Directions for this task
Nothing more is wanted than an exact repeat of the data below.

(Beginning of Data for this task)

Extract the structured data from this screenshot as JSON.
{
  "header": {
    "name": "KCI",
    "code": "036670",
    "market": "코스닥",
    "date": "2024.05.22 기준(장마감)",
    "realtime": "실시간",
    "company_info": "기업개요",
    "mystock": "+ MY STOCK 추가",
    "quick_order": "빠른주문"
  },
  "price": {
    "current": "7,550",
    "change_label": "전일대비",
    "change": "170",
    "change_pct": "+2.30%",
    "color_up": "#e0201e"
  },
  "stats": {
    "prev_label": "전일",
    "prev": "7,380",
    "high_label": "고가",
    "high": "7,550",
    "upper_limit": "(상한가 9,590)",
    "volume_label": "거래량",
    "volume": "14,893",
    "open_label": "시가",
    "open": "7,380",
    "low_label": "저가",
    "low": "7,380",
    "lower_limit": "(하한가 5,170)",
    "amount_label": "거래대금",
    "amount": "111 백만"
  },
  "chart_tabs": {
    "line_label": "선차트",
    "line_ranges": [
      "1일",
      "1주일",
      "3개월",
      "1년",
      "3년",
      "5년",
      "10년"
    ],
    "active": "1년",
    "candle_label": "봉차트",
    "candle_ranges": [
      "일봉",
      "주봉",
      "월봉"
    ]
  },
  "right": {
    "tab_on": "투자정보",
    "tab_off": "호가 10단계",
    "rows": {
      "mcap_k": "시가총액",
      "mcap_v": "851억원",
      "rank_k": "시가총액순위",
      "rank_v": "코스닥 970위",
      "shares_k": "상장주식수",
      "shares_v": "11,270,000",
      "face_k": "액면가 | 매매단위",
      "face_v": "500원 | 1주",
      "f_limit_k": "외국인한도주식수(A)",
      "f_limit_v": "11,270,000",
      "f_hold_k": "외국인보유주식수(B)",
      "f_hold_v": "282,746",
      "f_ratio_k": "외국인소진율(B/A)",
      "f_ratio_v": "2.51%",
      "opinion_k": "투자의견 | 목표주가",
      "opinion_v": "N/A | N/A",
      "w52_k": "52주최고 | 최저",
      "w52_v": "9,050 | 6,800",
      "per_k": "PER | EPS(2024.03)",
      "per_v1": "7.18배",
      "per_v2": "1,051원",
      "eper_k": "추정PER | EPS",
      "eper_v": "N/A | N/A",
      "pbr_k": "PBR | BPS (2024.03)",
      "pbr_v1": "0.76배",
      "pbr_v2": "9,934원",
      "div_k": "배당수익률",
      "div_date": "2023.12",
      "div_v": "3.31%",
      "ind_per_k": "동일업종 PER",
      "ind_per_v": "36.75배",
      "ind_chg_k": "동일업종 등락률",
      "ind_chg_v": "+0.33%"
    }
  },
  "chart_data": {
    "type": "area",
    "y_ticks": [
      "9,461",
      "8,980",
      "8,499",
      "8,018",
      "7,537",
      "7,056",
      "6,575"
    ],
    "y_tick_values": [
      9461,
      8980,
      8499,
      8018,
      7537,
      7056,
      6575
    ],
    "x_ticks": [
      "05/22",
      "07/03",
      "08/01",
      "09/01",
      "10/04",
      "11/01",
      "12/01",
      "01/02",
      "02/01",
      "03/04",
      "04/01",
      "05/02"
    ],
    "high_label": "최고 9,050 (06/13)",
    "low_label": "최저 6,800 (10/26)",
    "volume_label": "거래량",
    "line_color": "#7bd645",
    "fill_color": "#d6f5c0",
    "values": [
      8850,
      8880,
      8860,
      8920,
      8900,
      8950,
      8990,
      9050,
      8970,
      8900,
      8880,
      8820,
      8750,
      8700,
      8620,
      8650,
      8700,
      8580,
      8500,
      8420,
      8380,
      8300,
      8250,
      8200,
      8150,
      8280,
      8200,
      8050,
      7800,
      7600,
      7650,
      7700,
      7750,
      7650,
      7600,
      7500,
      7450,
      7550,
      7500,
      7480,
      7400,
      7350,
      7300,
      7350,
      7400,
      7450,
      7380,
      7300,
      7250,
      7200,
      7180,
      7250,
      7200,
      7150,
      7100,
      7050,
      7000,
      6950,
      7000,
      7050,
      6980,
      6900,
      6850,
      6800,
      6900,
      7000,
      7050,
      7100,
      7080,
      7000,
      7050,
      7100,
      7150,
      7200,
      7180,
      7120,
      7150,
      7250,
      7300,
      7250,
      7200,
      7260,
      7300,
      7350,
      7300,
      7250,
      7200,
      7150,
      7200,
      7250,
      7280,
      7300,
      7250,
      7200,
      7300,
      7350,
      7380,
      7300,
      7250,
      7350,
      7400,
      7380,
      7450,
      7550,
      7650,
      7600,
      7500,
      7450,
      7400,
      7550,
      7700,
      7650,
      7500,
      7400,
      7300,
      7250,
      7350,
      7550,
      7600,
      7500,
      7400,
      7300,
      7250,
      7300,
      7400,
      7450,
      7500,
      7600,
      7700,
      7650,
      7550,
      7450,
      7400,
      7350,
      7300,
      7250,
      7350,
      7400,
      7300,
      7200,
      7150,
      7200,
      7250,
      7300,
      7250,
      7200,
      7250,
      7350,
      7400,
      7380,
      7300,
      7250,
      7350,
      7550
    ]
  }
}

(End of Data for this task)

Response
Extract the structured data from this screenshot as JSON.
{
  "header": {
    "name": "KCI",
    "code": "036670",
    "market": "코스닥",
    "date": "2024.05.22 기준(장마감)",
    "realtime": "실시간",
    "company_info": "기업개요",
    "mystock": "+ MY STOCK 추가",
    "quick_order": "빠른주문"
  },
  "price": {
    "current": "7,550",
    "change_label": "전일대비",
    "change": "170",
    "change_pct": "+2.30%",
    "color_up": "#e0201e"
  },
  "stats": {
    "prev_label": "전일",
    "prev": "7,380",
    "high_label": "고가",
    "high": "7,550",
    "upper_limit": "(상한가 9,590)",
    "volume_label": "거래량",
    "volume": "14,893",
    "open_label": "시가",
    "open": "7,380",
    "low_label": "저가",
    "low": "7,380",
    "lower_limit": "(하한가 5,170)",
    "amount_label": "거래대금",
    "amount": "111 백만"
  },
  "chart_tabs": {
    "line_label": "선차트",
    "line_ranges": [
      "1일",
      "1주일",
      "3개월",
      "1년",
      "3년",
      "5년",
      "10년"
    ],
    "active": "1년",
    "candle_label": "봉차트",
    "candle_ranges": [
      "일봉",
      "주봉",
      "월봉"
    ]
  },
  "right": {
    "tab_on": "투자정보",
    "tab_off": "호가 10단계",
    "rows": {
      "mcap_k": "시가총액",
      "mcap_v": "851억원",
      "rank_k": "시가총액순위",
      "rank_v": "코스닥 970위",
      "shares_k": "상장주식수",
      "shares_v": "11,270,000",
      "face_k": "액면가 | 매매단위",
      "face_v": "500원 | 1주",
      "f_limit_k": "외국인한도주식수(A)",
      "f_limit_v": "11,270,000",
      "f_hold_k": "외국인보유주식수(B)",
      "f_hold_v": "282,746",
      "f_ratio_k": "외국인소진율(B/A)",
      "f_ratio_v": "2.51%",
      "opinion_k": "투자의견 | 목표주가",
      "opinion_v": "N/A | N/A",
      "w52_k": "52주최고 | 최저",
      "w52_v": "9,050 | 6,800",
      "per_k": "PER | EPS(2024.03)",
      "per_v1": "7.18배",
      "per_v2": "1,051원",
      "eper_k": "추정PER | EPS",
      "eper_v": "N/A | N/A",
      "pbr_k": "PBR | BPS (2024.03)",
      "pbr_v1": "0.76배",
      "pbr_v2": "9,934원",
      "div_k": "배당수익률",
      "div_date": "2023.12",
      "div_v": "3.31%",
      "ind_per_k": "동일업종 PER",
      "ind_per_v": "36.75배",
      "ind_chg_k": "동일업종 등락률",
      "ind_chg_v": "+0.33%"
    }
  },
  "chart_data": {
    "type": "area",
    "y_ticks": [
      "9,461",
      "8,980",
      "8,499",
      "8,018",
      "7,537",
      "7,056",
      "6,575"
    ],
    "y_tick_values": [
      9461,
      8980,
      8499,
      8018,
      7537,
      7056,
      6575
    ],
    "x_ticks": [
      "05/22",
      "07/03",
      "08/01",
      "09/01",
      "10/04",
      "11/01",
      "12/01",
      "01/02",
      "02/01",
      "03/04",
      "04/01",
      "05/02"
    ],
    "high_label": "최고 9,050 (06/13)",
    "low_label": "최저 6,800 (10/26)",
    "volume_label": "거래량",
    "line_color": "#7bd645",
    "fill_color": "#d6f5c0",
    "values": [
      8850,
      8880,
      8860,
      8920,
      8900,
      8950,
      8990,
      9050,
      8970,
      8900,
      8880,
      8820,
      8750,
      8700,
      8620,
      8650,
      8700,
      8580,
      8500,
      8420,
      8380,
      8300,
      8250,
      8200,
      8150,
      8280,
      8200,
      8050,
      7800,
      7600,
      7650,
      7700,
      7750,
      7650,
      7600,
      7500,
      7450,
      7550,
      7500,
      7480,
      7400,
      7350,
      7300,
      7350,
      7400,
      7450,
      7380,
      7300,
      7250,
      7200,
      7180,
      7250,
      7200,
      7150,
      7100,
      7050,
      7000,
      6950,
      7000,
      7050,
      6980,
      6900,
      6850,
      6800,
      6900,
      7000,
      7050,
      7100,
      7080,
      7000,
      7050,
      7100,
      7150,
      7200,
      7180,
      7120,
      7150,
      7250,
      7300,
      7250,
      7200,
      7260,
      7300,
      7350,
      7300,
      7250,
      7200,
      7150,
      7200,
      7250,
      7280,
      7300,
      7250,
      7200,
      7300,
      7350,
      7380,
      7300,
      7250,
      7350,
      7400,
      7380,
      7450,
      7550,
      7650,
      7600,
      7500,
      7450,
      7400,
      7550,
      7700,
      7650,
      7500,
      7400,
      7300,
      7250,
      7350,
      7550,
      7600,
      7500,
      7400,
      7300,
      7250,
      7300,
      7400,
      7450,
      7500,
      7600,
      7700,
      7650,
      7550,
      7450,
      7400,
      7350,
      7300,
      7250,
      7350,
      7400,
      7300,
      7200,
      7150,
      7200,
      7250,
      7300,
      7250,
      7200,
      7250,
      7350,
      7400,
      7380,
      7300,
      7250,
      7350,
      7550
    ]
  }
}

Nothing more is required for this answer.